ASSIGNED TASK —
Copy every line below precisely as it appears.
(LISTED RECORDS)
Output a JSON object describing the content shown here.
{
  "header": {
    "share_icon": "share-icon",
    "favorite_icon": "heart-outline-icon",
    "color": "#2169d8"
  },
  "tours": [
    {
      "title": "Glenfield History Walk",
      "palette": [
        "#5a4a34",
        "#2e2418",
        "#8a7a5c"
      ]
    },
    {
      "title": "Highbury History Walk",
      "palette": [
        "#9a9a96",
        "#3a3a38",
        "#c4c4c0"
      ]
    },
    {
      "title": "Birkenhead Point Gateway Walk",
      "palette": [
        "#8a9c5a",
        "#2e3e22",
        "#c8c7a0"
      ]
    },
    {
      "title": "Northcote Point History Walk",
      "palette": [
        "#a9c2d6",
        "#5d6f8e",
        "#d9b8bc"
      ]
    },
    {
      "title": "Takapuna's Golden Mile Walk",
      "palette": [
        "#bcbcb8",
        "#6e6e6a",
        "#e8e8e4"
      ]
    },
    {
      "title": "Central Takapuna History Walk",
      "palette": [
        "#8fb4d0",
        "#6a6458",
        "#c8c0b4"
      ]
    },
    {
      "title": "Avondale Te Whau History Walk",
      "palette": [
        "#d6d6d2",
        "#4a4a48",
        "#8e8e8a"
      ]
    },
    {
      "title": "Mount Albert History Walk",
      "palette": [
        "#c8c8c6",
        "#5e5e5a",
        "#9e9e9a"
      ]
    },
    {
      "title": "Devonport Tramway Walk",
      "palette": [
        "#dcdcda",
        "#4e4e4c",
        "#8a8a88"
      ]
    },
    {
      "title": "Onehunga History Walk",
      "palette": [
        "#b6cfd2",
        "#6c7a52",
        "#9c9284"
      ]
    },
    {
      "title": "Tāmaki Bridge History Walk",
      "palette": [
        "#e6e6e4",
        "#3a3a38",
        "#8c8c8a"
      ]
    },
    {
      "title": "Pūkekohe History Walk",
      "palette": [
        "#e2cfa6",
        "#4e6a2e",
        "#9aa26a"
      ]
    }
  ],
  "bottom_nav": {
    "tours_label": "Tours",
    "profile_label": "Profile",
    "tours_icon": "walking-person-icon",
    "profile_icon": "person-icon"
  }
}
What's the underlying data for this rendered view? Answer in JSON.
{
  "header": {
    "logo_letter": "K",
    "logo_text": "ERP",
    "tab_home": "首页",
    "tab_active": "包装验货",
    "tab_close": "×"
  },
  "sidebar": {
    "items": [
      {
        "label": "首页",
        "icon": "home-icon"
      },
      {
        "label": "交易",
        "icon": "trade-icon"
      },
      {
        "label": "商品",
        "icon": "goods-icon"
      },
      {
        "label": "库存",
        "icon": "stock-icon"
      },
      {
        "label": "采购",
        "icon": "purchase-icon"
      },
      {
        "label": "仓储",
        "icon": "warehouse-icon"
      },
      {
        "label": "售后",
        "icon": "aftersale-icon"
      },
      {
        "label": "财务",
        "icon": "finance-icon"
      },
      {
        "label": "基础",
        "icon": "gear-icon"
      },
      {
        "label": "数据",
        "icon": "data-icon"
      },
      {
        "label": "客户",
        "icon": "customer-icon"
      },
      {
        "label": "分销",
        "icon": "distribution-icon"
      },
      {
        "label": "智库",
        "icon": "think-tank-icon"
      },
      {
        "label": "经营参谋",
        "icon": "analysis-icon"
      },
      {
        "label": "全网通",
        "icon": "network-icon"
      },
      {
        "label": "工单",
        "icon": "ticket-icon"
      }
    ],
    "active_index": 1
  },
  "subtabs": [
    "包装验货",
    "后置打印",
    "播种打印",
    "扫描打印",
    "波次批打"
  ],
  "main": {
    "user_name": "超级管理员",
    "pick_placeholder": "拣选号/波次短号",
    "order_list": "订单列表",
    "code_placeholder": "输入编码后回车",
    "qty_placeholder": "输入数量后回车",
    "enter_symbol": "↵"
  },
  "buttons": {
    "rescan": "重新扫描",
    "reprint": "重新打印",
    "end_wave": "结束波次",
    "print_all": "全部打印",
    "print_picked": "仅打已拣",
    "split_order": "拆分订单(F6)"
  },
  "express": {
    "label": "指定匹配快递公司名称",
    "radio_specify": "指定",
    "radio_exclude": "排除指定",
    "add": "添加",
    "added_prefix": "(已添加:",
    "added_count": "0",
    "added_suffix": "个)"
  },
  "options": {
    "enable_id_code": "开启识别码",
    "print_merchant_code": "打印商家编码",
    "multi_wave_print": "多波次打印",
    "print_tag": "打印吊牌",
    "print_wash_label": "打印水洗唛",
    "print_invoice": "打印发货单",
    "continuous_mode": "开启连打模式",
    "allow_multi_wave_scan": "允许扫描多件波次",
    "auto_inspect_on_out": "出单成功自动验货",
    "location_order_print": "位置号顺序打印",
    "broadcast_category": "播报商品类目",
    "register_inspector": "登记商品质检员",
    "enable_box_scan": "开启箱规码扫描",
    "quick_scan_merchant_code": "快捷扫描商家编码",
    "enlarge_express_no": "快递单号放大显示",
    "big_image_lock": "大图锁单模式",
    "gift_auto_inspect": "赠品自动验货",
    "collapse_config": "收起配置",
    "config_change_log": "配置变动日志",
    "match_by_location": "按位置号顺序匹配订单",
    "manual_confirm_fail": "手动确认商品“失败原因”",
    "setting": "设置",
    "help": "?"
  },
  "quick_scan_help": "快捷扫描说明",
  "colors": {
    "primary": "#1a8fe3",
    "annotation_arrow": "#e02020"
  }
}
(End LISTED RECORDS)
EXERCISE RESULT —
Output a JSON object describing the content shown here.
{
  "header": {
    "share_icon": "share-icon",
    "favorite_icon": "heart-outline-icon",
    "color": "#2169d8"
  },
  "tours": [
    {
      "title": "Glenfield History Walk",
      "palette": [
        "#5a4a34",
        "#2e2418",
        "#8a7a5c"
      ]
    },
    {
      "title": "Highbury History Walk",
      "palette": [
        "#9a9a96",
        "#3a3a38",
        "#c4c4c0"
      ]
    },
    {
      "title": "Birkenhead Point Gateway Walk",
      "palette": [
        "#8a9c5a",
        "#2e3e22",
        "#c8c7a0"
      ]
    },
    {
      "title": "Northcote Point History Walk",
      "palette": [
        "#a9c2d6",
        "#5d6f8e",
        "#d9b8bc"
      ]
    },
    {
      "title": "Takapuna's Golden Mile Walk",
      "palette": [
        "#bcbcb8",
        "#6e6e6a",
        "#e8e8e4"
      ]
    },
    {
      "title": "Central Takapuna History Walk",
      "palette": [
        "#8fb4d0",
        "#6a6458",
        "#c8c0b4"
      ]
    },
    {
      "title": "Avondale Te Whau History Walk",
      "palette": [
        "#d6d6d2",
        "#4a4a48",
        "#8e8e8a"
      ]
    },
    {
      "title": "Mount Albert History Walk",
      "palette": [
        "#c8c8c6",
        "#5e5e5a",
        "#9e9e9a"
      ]
    },
    {
      "title": "Devonport Tramway Walk",
      "palette": [
        "#dcdcda",
        "#4e4e4c",
        "#8a8a88"
      ]
    },
    {
      "title": "Onehunga History Walk",
      "palette": [
        "#b6cfd2",
        "#6c7a52",
        "#9c9284"
      ]
    },
    {
      "title": "Tāmaki Bridge History Walk",
      "palette": [
        "#e6e6e4",
        "#3a3a38",
        "#8c8c8a"
      ]
    },
    {
      "title": "Pūkekohe History Walk",
      "palette": [
        "#e2cfa6",
        "#4e6a2e",
        "#9aa26a"
      ]
    }
  ],
  "bottom_nav": {
    "tours_label": "Tours",
    "profile_label": "Profile",
    "tours_icon": "walking-person-icon",
    "profile_icon": "person-icon"
  }
}
What's the underlying data for this rendered view? Answer in JSON.
{
  "header": {
    "logo_letter": "K",
    "logo_text": "ERP",
    "tab_home": "首页",
    "tab_active": "包装验货",
    "tab_close": "×"
  },
  "sidebar": {
    "items": [
      {
        "label": "首页",
        "icon": "home-icon"
      },
      {
        "label": "交易",
        "icon": "trade-icon"
      },
      {
        "label": "商品",
        "icon": "goods-icon"
      },
      {
        "label": "库存",
        "icon": "stock-icon"
      },
      {
        "label": "采购",
        "icon": "purchase-icon"
      },
      {
        "label": "仓储",
        "icon": "warehouse-icon"
      },
      {
        "label": "售后",
        "icon": "aftersale-icon"
      },
      {
        "label": "财务",
        "icon": "finance-icon"
      },
      {
        "label": "基础",
        "icon": "gear-icon"
      },
      {
        "label": "数据",
        "icon": "data-icon"
      },
      {
        "label": "客户",
        "icon": "customer-icon"
      },
      {
        "label": "分销",
        "icon": "distribution-icon"
      },
      {
        "label": "智库",
        "icon": "think-tank-icon"
      },
      {
        "label": "经营参谋",
        "icon": "analysis-icon"
      },
      {
        "label": "全网通",
        "icon": "network-icon"
      },
      {
        "label": "工单",
        "icon": "ticket-icon"
      }
    ],
    "active_index": 1
  },
  "subtabs": [
    "包装验货",
    "后置打印",
    "播种打印",
    "扫描打印",
    "波次批打"
  ],
  "main": {
    "user_name": "超级管理员",
    "pick_placeholder": "拣选号/波次短号",
    "order_list": "订单列表",
    "code_placeholder": "输入编码后回车",
    "qty_placeholder": "输入数量后回车",
    "enter_symbol": "↵"
  },
  "buttons": {
    "rescan": "重新扫描",
    "reprint": "重新打印",
    "end_wave": "结束波次",
    "print_all": "全部打印",
    "print_picked": "仅打已拣",
    "split_order": "拆分订单(F6)"
  },
  "express": {
    "label": "指定匹配快递公司名称",
    "radio_specify": "指定",
    "radio_exclude": "排除指定",
    "add": "添加",
    "added_prefix": "(已添加:",
    "added_count": "0",
    "added_suffix": "个)"
  },
  "options": {
    "enable_id_code": "开启识别码",
    "print_merchant_code": "打印商家编码",
    "multi_wave_print": "多波次打印",
    "print_tag": "打印吊牌",
    "print_wash_label": "打印水洗唛",
    "print_invoice": "打印发货单",
    "continuous_mode": "开启连打模式",
    "allow_multi_wave_scan": "允许扫描多件波次",
    "auto_inspect_on_out": "出单成功自动验货",
    "location_order_print": "位置号顺序打印",
    "broadcast_category": "播报商品类目",
    "register_inspector": "登记商品质检员",
    "enable_box_scan": "开启箱规码扫描",
    "quick_scan_merchant_code": "快捷扫描商家编码",
    "enlarge_express_no": "快递单号放大显示",
    "big_image_lock": "大图锁单模式",
    "gift_auto_inspect": "赠品自动验货",
    "collapse_config": "收起配置",
    "config_change_log": "配置变动日志",
    "match_by_location": "按位置号顺序匹配订单",
    "manual_confirm_fail": "手动确认商品“失败原因”",
    "setting": "设置",
    "help": "?"
  },
  "quick_scan_help": "快捷扫描说明",
  "colors": {
    "primary": "#1a8fe3",
    "annotation_arrow": "#e02020"
  }
}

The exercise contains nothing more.